Samples and data were collected to the project on the cruise for the Arctic Mid-Ocean Ridge (AMOR) in 2016. Using ROV both geological and biological material were provided for analysis – and three sites were mapped using the AUV Hugin. The scientific focus for the work package is methods for data interpretation and efficient data collection for Mid-Ocean ridge exploration with emphasis on features connected with mineral deposits. This challenge has been addressed on multiple spatial ranges. Starting with large area mapping, a method has been developed to enable AUVs to do data driven and adaptive seabed mapping by online data processing and automatic mission re-planning. As the acoustic signal strength differs between substrates, and the signature can be used to classify different seabed types using Hidden Markov Random Fields (HMRF) to perform unsupervised segmentation. The outcome of

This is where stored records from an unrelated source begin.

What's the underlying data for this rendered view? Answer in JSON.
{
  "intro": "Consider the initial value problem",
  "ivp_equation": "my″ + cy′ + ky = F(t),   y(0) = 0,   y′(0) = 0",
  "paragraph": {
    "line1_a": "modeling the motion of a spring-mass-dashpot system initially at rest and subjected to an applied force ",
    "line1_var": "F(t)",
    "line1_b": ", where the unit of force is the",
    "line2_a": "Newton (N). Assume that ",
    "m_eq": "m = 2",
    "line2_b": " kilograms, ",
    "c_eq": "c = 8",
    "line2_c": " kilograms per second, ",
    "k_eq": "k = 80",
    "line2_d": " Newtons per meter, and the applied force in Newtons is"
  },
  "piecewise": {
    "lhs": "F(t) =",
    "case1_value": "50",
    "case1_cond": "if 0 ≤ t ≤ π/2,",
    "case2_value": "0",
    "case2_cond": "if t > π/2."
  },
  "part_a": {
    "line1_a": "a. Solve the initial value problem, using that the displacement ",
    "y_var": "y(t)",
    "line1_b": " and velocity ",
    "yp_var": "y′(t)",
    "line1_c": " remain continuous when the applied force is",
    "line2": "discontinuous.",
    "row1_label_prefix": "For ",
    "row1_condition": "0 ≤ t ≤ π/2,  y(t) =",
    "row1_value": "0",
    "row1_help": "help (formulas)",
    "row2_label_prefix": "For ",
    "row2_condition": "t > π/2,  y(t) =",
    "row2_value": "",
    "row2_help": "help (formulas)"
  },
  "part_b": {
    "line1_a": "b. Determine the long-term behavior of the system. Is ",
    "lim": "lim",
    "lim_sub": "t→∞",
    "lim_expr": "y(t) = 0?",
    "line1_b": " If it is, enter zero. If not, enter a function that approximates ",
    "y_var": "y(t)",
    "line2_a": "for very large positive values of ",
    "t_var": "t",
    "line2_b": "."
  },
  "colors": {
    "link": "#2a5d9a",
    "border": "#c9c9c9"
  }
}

this analysis was then directly used to plan and conduct an autonomous near-seabed camera survey to verify the classification results. Methods are also developed to prove supervised seabed classification of synthetic aperture sonar (SAS) data. Seabed classification is proposed by a convolutional neural network (CNN) and tested on seabed partly covered with stony corals. For seabed survey of higher detail and more limited extent – hyperspectral imaging has been explored and methods developed based on AUVs and ROVs. This is the first time a full scale hyperspectral imager has been mounted on AUVs and shows that it is feasible to deploy underwater hyperspectral imagers (UHI) on autonomous underwater vehicles with sufficient lighting. For the cruise an ROV-based core drill system was developed and tested. The system is a single stroke drill and is simple, robust and possible to use from various larger ROVs. The system provides a probing tool for marine mineral exploration, with low cost, low operational complexity and low risk. To increase the value of hyperspectral imaging a method to provide reference spectra of typical seabed material from hydrothermal vent areas were developed by analyses from a lab experiment. The identification of possible end-members from field data requires prior information in the form of representative signatures for distinct materials. Hyperspectral imaging was applied to a selection of materials from the Loki Castle active hydrothermal vent site in a laboratory setting. A method for compensating for systematic effects and recovering the reflectance spectra were presented and applied to recover the spectral signatures from the samples.
The Ecotone UHI mounted on Hugin. The AUV has a roll angle of 90 degrees in the image (underside visible). The lamps are the four smaller squares inside the white rectangle. The camera is mounted in the first circular opening to the right of the lamps, indicated by the white circle. (Sture et al 2017)